* _Instructions for the task_
Look through the data below, tally the lines where "title" occurs, and write the total alone.

* _The records_
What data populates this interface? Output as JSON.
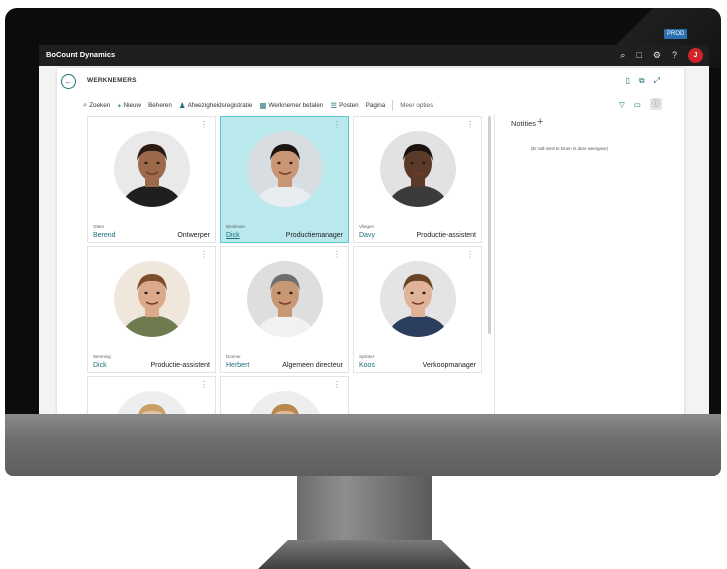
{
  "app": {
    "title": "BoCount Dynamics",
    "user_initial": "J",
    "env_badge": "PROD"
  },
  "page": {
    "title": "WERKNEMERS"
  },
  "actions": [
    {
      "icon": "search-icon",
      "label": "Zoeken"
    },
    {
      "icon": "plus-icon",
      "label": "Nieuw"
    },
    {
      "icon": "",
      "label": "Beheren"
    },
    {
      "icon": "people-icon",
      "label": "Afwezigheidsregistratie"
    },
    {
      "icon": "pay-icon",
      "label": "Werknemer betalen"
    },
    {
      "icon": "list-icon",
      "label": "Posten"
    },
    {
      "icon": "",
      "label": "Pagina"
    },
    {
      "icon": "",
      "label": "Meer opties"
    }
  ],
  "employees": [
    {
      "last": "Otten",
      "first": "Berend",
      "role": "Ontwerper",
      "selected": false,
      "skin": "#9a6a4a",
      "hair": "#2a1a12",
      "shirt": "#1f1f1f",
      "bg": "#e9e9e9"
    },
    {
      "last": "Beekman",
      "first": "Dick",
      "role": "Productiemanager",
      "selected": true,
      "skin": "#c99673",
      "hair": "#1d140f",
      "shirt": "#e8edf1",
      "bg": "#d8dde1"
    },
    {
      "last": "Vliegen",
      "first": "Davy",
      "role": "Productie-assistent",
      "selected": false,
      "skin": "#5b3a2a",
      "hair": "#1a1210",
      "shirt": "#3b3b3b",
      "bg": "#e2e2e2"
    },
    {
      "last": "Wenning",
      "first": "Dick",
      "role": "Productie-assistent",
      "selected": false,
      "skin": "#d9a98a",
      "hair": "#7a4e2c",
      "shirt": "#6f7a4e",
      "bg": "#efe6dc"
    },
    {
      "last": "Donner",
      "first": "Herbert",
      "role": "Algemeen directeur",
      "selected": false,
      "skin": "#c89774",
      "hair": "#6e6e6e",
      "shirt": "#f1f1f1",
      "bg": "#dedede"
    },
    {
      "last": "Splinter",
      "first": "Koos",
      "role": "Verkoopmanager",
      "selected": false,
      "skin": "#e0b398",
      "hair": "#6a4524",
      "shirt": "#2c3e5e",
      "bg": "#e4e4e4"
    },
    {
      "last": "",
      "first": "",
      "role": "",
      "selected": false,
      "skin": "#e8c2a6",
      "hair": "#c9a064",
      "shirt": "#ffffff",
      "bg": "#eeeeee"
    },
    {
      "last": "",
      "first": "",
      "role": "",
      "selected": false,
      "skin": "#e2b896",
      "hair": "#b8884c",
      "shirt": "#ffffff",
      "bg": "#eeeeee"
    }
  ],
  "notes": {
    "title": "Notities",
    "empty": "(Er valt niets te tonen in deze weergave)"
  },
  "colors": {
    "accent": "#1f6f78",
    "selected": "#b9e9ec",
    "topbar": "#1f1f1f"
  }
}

* _Result_
3